AVAILABLE RECORDS ->

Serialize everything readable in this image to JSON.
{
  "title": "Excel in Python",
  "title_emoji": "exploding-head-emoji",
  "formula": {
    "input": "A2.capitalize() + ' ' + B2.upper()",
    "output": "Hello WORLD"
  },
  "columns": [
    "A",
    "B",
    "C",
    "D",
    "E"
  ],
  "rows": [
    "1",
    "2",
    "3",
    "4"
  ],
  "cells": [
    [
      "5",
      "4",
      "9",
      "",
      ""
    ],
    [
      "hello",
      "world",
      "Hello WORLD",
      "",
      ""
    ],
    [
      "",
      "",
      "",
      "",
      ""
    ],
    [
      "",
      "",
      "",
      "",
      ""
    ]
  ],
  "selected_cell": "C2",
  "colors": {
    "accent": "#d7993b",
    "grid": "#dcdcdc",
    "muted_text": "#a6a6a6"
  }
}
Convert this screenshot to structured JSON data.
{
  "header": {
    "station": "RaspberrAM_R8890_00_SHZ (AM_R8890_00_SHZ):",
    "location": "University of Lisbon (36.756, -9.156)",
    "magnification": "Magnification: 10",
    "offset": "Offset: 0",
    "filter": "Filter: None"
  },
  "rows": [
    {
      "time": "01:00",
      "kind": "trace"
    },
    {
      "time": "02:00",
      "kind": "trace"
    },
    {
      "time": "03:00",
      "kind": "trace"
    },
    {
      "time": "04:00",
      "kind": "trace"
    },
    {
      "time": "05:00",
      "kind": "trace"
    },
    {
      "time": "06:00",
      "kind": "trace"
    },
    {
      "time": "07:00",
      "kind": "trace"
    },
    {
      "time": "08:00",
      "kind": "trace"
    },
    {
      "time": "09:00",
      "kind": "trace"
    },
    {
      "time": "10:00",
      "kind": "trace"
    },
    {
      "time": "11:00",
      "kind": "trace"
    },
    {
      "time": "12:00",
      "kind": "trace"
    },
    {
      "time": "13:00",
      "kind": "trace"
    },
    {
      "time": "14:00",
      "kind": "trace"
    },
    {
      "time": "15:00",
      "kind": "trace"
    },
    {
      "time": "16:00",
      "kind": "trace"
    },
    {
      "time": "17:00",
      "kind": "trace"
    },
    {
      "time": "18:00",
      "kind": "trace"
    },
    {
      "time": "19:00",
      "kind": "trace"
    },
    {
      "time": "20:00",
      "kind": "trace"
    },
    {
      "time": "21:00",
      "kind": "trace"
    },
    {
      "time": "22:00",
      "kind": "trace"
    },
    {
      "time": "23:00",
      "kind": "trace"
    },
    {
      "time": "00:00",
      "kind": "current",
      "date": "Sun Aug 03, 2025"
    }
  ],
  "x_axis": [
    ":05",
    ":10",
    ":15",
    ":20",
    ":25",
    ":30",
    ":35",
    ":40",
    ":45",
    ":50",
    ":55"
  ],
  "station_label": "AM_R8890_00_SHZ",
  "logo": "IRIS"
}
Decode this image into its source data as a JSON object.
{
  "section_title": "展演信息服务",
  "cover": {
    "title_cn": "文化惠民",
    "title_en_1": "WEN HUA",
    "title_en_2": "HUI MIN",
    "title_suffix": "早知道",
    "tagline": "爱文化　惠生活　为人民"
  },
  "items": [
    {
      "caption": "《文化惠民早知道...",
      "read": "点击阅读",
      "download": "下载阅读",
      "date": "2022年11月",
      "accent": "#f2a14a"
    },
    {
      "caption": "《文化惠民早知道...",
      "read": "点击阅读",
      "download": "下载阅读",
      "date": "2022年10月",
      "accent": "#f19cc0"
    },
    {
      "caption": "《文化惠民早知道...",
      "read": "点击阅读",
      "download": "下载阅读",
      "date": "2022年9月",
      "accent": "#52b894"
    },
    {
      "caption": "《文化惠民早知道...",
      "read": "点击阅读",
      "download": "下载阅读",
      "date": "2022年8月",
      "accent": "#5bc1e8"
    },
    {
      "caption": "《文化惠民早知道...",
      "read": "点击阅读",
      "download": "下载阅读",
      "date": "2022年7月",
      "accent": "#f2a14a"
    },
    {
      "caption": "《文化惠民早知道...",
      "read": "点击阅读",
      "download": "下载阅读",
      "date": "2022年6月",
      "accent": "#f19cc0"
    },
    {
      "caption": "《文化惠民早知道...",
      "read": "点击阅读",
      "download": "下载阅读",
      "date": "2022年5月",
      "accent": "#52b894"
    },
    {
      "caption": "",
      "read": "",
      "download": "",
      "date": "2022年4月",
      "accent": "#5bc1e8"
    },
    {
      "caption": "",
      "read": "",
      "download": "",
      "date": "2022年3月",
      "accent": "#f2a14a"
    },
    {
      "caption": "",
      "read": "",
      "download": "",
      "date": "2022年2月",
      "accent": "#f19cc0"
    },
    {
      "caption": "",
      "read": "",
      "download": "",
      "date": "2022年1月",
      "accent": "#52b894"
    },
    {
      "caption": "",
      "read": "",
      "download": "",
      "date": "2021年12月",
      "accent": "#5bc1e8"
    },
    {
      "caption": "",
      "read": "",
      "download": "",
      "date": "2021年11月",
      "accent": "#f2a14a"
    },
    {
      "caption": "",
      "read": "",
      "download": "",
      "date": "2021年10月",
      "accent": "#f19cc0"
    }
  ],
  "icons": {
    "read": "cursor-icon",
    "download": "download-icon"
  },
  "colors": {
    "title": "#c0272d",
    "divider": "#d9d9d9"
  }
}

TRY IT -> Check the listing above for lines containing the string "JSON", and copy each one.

OUTPUT OF THE EXERCISE ->
Serialize everything readable in this image to JSON.
Convert this screenshot to structured JSON data.
Decode this image into its source data as a JSON object.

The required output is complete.